Expert Advice

The Three “Rs” of Volunteerism

Volunteer recruitment and retention are key to impactful  events, regardless of scale. We asked local experts Rafael Bergstrom (Sustainable Coastlines Hawaii), Michael Loftin (808 Cleanups), and Cheri Kishimoto (Hands In Helping Out) to share their thoughts on what makes a successful volunteer program. One of the biggests takeaways – volunteer recognition is essential. Read about their experiences managing volunteer events on all levels, one-to-one, one-to-many, and one-to-thousands. 


“Creating a community within your volunteer group is the single most effective thing that you can do”

Rafael Bergstrom, Sustainable Coastlines Hawaii

What do you do?

SCH: Inspire local communities to take action through large-scale beach cleanups with a focus on education to prevent beaches from becoming dirty in the first place.

808: Remove tagging, hazardous materials, and marine debris from beaches, parks, and trails through weekly cleanup days and Adopt-a-Site program.

HIHO: Support volunteers by matching their interests with nonprofits and local projects, spread awarenss of the great work happening in communities, and provide trainings and workshops to support nonprofits in effectively working with volunteers.

How many volunteers do you have?

SCH: One-day cleanups attract 1,500+ volunteers, with more than 30,000 volunteers engaged so far.

808: Weekly events attract an average of 20-50 volunteers, with hundreds of additional volunteers participating through the Adopt-a-Site program. In total, 5,000 to 6,000 volunteers engage every year.

HIHO: Roughly 150 long-term volunteers that keep in touch, regardless of where they may be. 

Do you have core/lead volunteers?

SCH: 30 to 50 core volunteers that contribute unique skills, assume leadership roles at events, and will do anything at the drop of a hat.  

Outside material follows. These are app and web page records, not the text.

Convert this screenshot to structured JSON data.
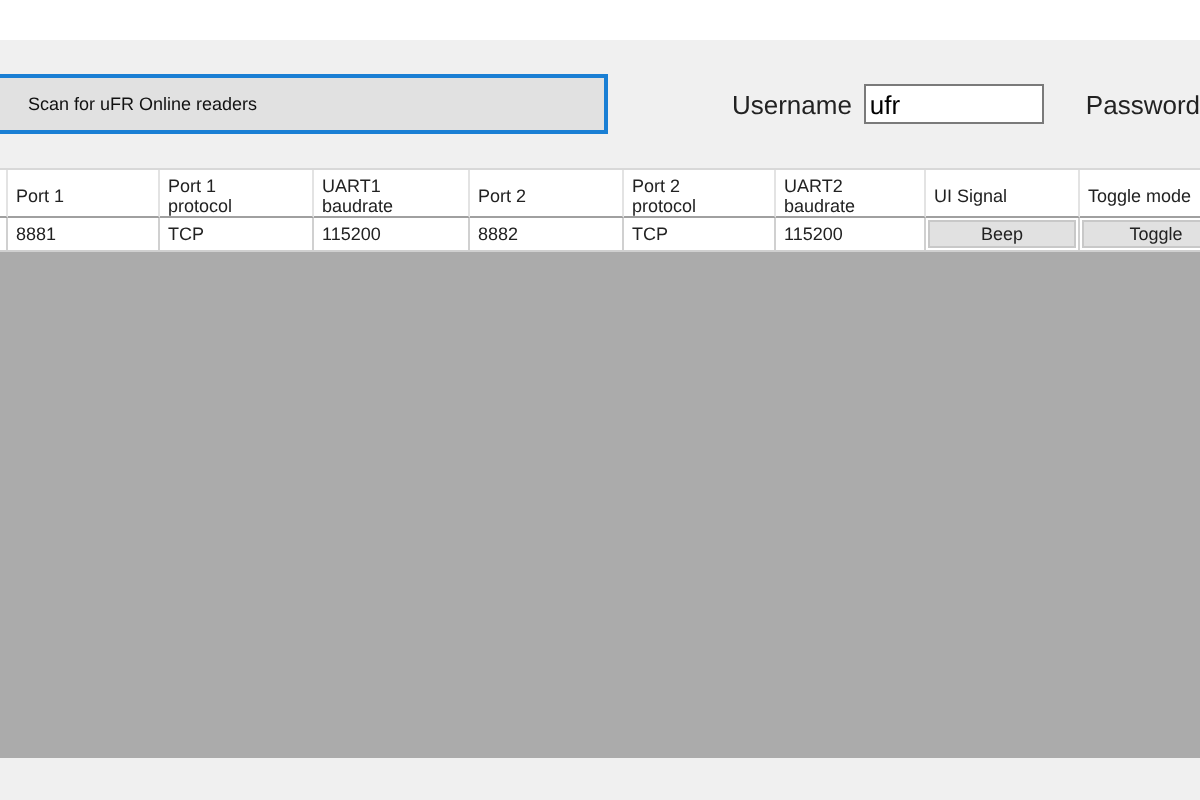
{
  "toolbar": {
    "scan_button": "Scan for uFR Online readers",
    "username_label": "Username",
    "username_value": "ufr",
    "password_label": "Password"
  },
  "table": {
    "columns": [
      {
        "label": "Port 1",
        "kind": "text"
      },
      {
        "label": "Port 1\nprotocol",
        "kind": "text"
      },
      {
        "label": "UART1\nbaudrate",
        "kind": "text"
      },
      {
        "label": "Port 2",
        "kind": "text"
      },
      {
        "label": "Port 2\nprotocol",
        "kind": "text"
      },
      {
        "label": "UART2\nbaudrate",
        "kind": "text"
      },
      {
        "label": "UI Signal",
        "kind": "button"
      },
      {
        "label": "Toggle mode",
        "kind": "button"
      }
    ],
    "rows": [
      [
        "8881",
        "TCP",
        "115200",
        "8882",
        "TCP",
        "115200",
        "Beep",
        "Toggle"
      ]
    ]
  }
}
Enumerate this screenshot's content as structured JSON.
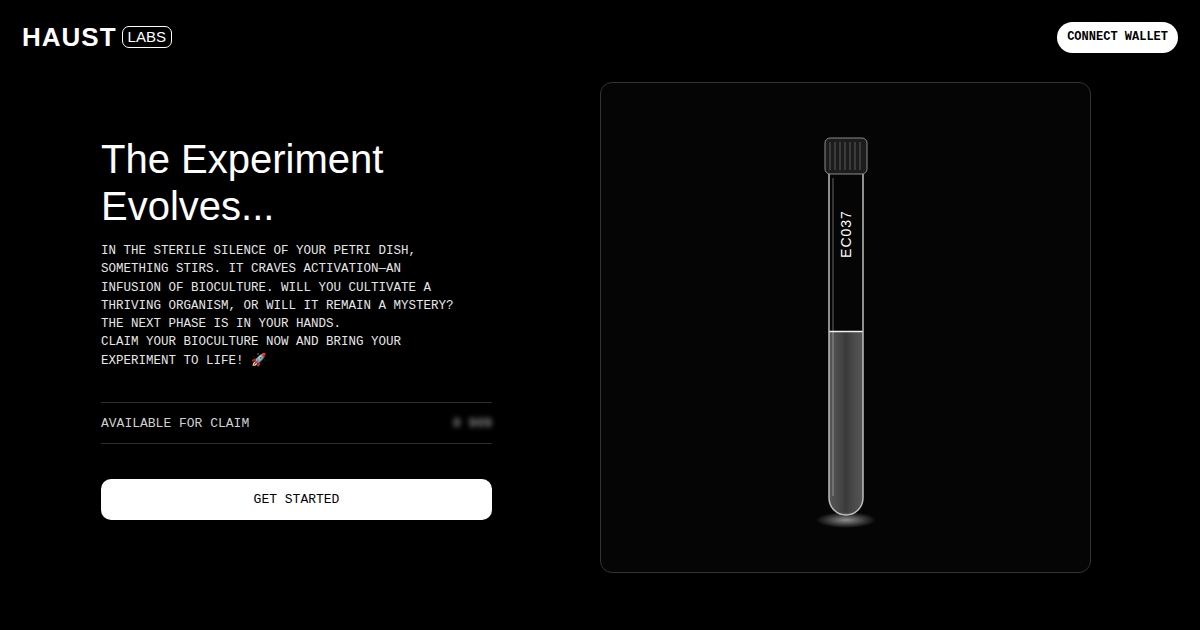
{
  "header": {
    "logo": {
      "name": "HAUST",
      "badge": "LABS"
    },
    "connect_button": "CONNECT WALLET"
  },
  "hero": {
    "title_lines": [
      "The Experiment",
      "Evolves..."
    ],
    "description_lines": [
      "IN THE STERILE SILENCE OF YOUR PETRI DISH,",
      "SOMETHING STIRS. IT CRAVES ACTIVATION—AN",
      "INFUSION OF BIOCULTURE. WILL YOU CULTIVATE A",
      "THRIVING ORGANISM, OR WILL IT REMAIN A MYSTERY?",
      "THE NEXT PHASE IS IN YOUR HANDS.",
      "CLAIM YOUR BIOCULTURE NOW AND BRING YOUR",
      "EXPERIMENT TO LIFE! 🚀"
    ],
    "claim": {
      "label": "AVAILABLE FOR CLAIM",
      "value": "0 909",
      "blurred": true
    },
    "cta": "GET STARTED"
  },
  "specimen": {
    "label": "EC037",
    "level": 0.54
  }
}
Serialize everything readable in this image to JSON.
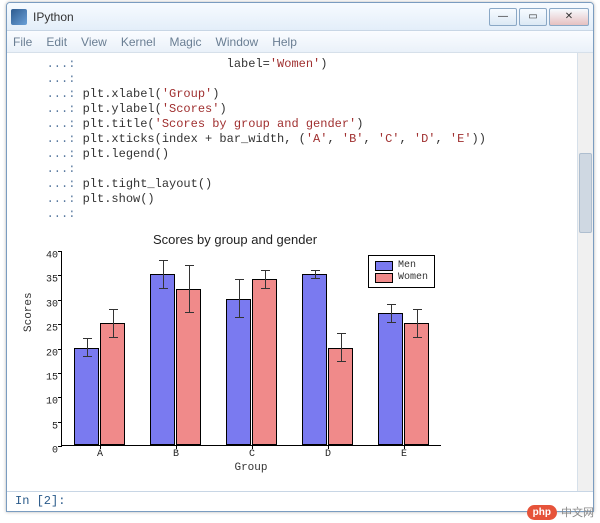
{
  "window": {
    "title": "IPython",
    "buttons": {
      "min": "—",
      "max": "▭",
      "close": "✕"
    }
  },
  "menu": {
    "items": [
      "File",
      "Edit",
      "View",
      "Kernel",
      "Magic",
      "Window",
      "Help"
    ]
  },
  "code": {
    "prompt": "   ...: ",
    "lines": [
      "                    label='Women')",
      "",
      "plt.xlabel('Group')",
      "plt.ylabel('Scores')",
      "plt.title('Scores by group and gender')",
      "plt.xticks(index + bar_width, ('A', 'B', 'C', 'D', 'E'))",
      "plt.legend()",
      "",
      "plt.tight_layout()",
      "plt.show()",
      ""
    ]
  },
  "status": {
    "prompt": "In [2]:"
  },
  "watermark": {
    "brand": "php",
    "cn": "中文网"
  },
  "chart_data": {
    "type": "bar",
    "title": "Scores by group and gender",
    "xlabel": "Group",
    "ylabel": "Scores",
    "categories": [
      "A",
      "B",
      "C",
      "D",
      "E"
    ],
    "series": [
      {
        "name": "Men",
        "values": [
          20,
          35,
          30,
          35,
          27
        ],
        "errors": [
          2,
          3,
          4,
          1,
          2
        ],
        "color": "#7a7af0"
      },
      {
        "name": "Women",
        "values": [
          25,
          32,
          34,
          20,
          25
        ],
        "errors": [
          3,
          5,
          2,
          3,
          3
        ],
        "color": "#f08a8a"
      }
    ],
    "ylim": [
      0,
      40
    ],
    "yticks": [
      0,
      5,
      10,
      15,
      20,
      25,
      30,
      35,
      40
    ],
    "legend_pos": "upper right"
  }
}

808: Lead volunteers participate in the Adopt-a-Site Program, start organizing their own cleanups, and lead school, business, and other groups in cleanup events.

HIHO: Lead volunteers are those who have special skills and love what your organization does. 

How do you communicate with your volunteers and how often do you do so?

SCH: Keeping in touch with core volunteers daily establishes a network that can quickly disseminate a message when needed and creates lasting friendships among volunteers.

808: Volunteers engagement occurs daily through messages, email, and phone as well as weekly through in-person participation in cleanups. 

One-to-One, Many, and Thousands

SCH: In transitioning to engage thousands of people at events, partnerships, entertainment (food, music, vendors), and media (social and traditional) are key. It is not necessary to retain thousands of volunteers, however, these individuals can become advocates when needed. 

808: Consistency of cleanups and giving volunteers the necessary support (supplies and technology) helps to keep people involved and generates lasting impact. Building a community where people want to hang out with each other also helps to grow retention. 

HIHO: Creating a community for volunteers to connect with each other on an individual level. 

How do you recruit and retain your volunteers?

SCH: Recognizing the people that do incredible things for your organization goes far in bringing new people in. It is as simple as taking a photo of a volunteer, sharing their personal story, and posting it. Collective recognition is also important. 

808: Volunteers becoming self-confident allows them to fully enjoy what they do and to chart their own path,  keeping them coming back over time. 

HIHO: Getting to personally know volunteers helps to create long-term relationships. Having volunteers participate in an orientation before volunteering also helps to ensure projects align with their interests and that they have the time to fully engage. 

What challenges do you face with your volunteer programs and how do you overcome them?

808: Getting people to take the first step is often the biggest challenge, but once they do so, they often become self-driven. Burnout is also a common difficulty; it is important to try to push through the negative things that you cannot control and instead focus on successes. 

HIHO: Getting people to take the first step. An orientation helps to set expectations and understand interests, needs, and availability. 

Any additional tips?

SCH: Create a space where people want to hang out, have fun, and do good together, especially when addressing issues as challenging as plastic pollution and climate change.

808: Pace yourself and spend time in the field. 

HIHO: Make volunteering as accessible as possible.